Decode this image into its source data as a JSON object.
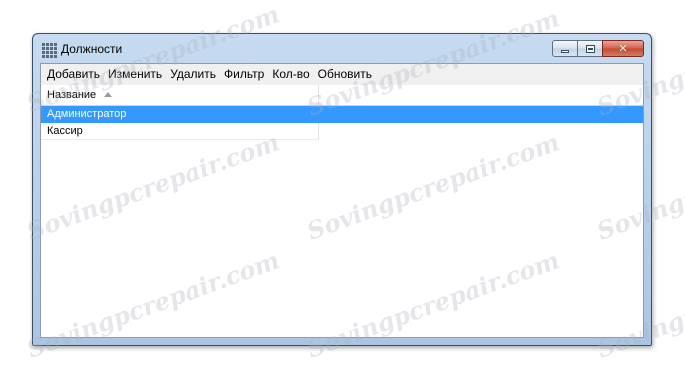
{
  "window": {
    "title": "Должности",
    "icon": "grid-icon",
    "controls": {
      "minimize": "minimize-icon",
      "maximize": "maximize-icon",
      "close": "close-icon",
      "close_glyph": "✕"
    }
  },
  "menu": {
    "items": [
      "Добавить",
      "Изменить",
      "Удалить",
      "Фильтр",
      "Кол-во",
      "Обновить"
    ]
  },
  "grid": {
    "columns": [
      {
        "label": "Название",
        "sort": "ascending"
      }
    ],
    "rows": [
      {
        "name": "Администратор",
        "selected": true
      },
      {
        "name": "Кассир",
        "selected": false
      }
    ]
  },
  "watermark": {
    "text": "Sovingpcrepair.com"
  },
  "colors": {
    "selection": "#3399ff",
    "close_button": "#c44a31",
    "frame": "#aac6e4"
  }
}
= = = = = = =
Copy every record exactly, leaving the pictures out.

Decode this image into its source data as a JSON object.
{
  "window": {
    "title": "Должности",
    "icon": "grid-icon",
    "controls": {
      "minimize": "minimize-icon",
      "maximize": "maximize-icon",
      "close": "close-icon",
      "close_glyph": "✕"
    }
  },
  "menu": {
    "items": [
      "Добавить",
      "Изменить",
      "Удалить",
      "Фильтр",
      "Кол-во",
      "Обновить"
    ]
  },
  "grid": {
    "columns": [
      {
        "label": "Название",
        "sort": "ascending"
      }
    ],
    "rows": [
      {
        "name": "Администратор",
        "selected": true
      },
      {
        "name": "Кассир",
        "selected": false
      }
    ]
  },
  "watermark": {
    "text": "Sovingpcrepair.com"
  },
  "colors": {
    "selection": "#3399ff",
    "close_button": "#c44a31",
    "frame": "#aac6e4"
  }
}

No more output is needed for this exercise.